"People go from physician to physician, because 'nobody seemed to be able to treat this awful rash that I have,' or 'nobody seemed to be able to deal with my gastrointestinal pain that I have.' And so they go from place to place, trying to find someone who can do that," said David Brown, a toxicologist who helped set up the project.
The project is also starting to educate doctors about what kinds of tests they can try and what kinds of advice to give. In addition, a nurse practitioner visits and counsels people who are sick.
Dr. Sean Porbin, a private doctor who advises the project, gives the project's nurse practitioner advice when she needs it. But Porbin is skeptical that many people are getting sick from the drilling, which is commonly called "fracking." There are about 5,000 new wells in Pennsylvania.
"If it's true, you'd expect people dropping all over the place based on the amount of fracking that's going on here. You would look around and see people dropping like flies. It's not the case. I don't see anybody affected. And it's not for a lack of looking," he said.
Porbin, who like a lot of people in the area has leased some of his land for drilling, wants to make sure no one's missing more mundane explanations — like Lyme disease, sinus infections and migraines.
"We have an old saying in medicine: When you hear hoof beats, you don't think zebras — you think horses," he said.
Lots Of Anecdotes, Little Evidence

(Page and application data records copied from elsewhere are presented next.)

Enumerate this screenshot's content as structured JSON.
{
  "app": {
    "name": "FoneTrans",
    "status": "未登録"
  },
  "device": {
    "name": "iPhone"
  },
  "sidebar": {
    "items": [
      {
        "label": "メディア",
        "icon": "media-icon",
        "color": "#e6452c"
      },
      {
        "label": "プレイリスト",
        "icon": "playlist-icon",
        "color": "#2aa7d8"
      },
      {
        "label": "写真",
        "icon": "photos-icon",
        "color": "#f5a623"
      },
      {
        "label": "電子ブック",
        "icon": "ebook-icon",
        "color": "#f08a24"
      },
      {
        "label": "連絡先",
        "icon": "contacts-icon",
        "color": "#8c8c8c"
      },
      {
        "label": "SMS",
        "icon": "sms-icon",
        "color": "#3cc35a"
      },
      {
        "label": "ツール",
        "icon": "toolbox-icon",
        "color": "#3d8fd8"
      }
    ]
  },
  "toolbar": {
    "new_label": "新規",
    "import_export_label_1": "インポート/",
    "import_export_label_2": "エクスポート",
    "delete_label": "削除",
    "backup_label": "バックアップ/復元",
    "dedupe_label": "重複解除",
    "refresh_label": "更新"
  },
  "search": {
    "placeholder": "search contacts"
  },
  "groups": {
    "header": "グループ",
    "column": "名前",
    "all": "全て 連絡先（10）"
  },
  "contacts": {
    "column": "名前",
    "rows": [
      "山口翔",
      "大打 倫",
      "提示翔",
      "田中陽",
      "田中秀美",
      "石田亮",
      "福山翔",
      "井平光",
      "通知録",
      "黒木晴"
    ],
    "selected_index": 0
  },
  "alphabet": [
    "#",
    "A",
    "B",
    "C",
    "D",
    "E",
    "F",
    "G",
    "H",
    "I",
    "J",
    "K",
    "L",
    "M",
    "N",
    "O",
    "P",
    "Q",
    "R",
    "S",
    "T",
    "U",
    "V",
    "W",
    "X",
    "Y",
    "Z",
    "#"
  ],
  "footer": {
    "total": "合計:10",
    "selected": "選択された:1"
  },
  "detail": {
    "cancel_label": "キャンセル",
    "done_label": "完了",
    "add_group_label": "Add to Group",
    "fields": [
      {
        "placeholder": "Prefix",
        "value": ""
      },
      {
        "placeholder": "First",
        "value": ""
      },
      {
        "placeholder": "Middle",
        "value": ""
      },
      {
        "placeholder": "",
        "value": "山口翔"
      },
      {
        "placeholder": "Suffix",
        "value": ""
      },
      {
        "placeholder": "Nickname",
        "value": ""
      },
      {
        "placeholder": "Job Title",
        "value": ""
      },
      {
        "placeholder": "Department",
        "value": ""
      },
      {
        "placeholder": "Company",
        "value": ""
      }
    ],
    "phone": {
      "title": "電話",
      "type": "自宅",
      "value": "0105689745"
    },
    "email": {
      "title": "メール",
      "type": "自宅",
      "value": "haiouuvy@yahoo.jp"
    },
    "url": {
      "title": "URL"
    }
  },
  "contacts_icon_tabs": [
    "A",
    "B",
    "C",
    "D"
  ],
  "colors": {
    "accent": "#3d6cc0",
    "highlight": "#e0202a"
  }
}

The natural gas industry says there's no evidence the drilling is causing health problems.
Public health experts say the only way anyone is going to really know whether the drilling is making people sick is to do some big studies.
"There's a lot of anecdotal evidence out there. And so a well-conducted study looking at a number of communities could help us better understand if there's an impact, what its magnitude [is], how we should avoid having that impact if there is one," said Christopher J. Portier, director of the National Center for Environmental Health and the Agency for Toxic Substances and Disease Registry.
In the meantime, patients and doctors don't have a lot of options. In western Pennsylvania, a lot of them are referred to Charles Werntz at West Virginia University. Werntz, an occupational medicine specialist, is used to dealing with chemical exposures. Lately, he's seeing more people who live near the drilling.
But for now, he says he can't really do much more than offer basic advice: Drink bottled water, air out the house, leave your shoes outside. If it's still too bad, move — if possible.
"It is frustrating. As a physician, I like it when somebody can come to me with a problem and I can help them solve the problem. Whether it's through a specific treatment or, you know, whatever. And this is frustrating, because in this case, the treatment is to get away from the exposure. And that's hard to do," Werntz said.
Back at Cornerstone, Rinehart just wants to get back to taking care of patients.
"We are in the business of trying to improve and maintain the public's health here. And now we are in the throes of it. And we're trying not to point fingers," Rinehart said.
The next day, people got sick again, and the clinic had to be evacuated once more. So they've moved the clinic to temporary offices until someone figures out what's going on.
Wednesday on Morning Edition, NPR's Jon Hamilton will report on researchers who think they have a good shot at answering whether drilling is making people sick.
The audio version of this story was produced by Rebecca Davis.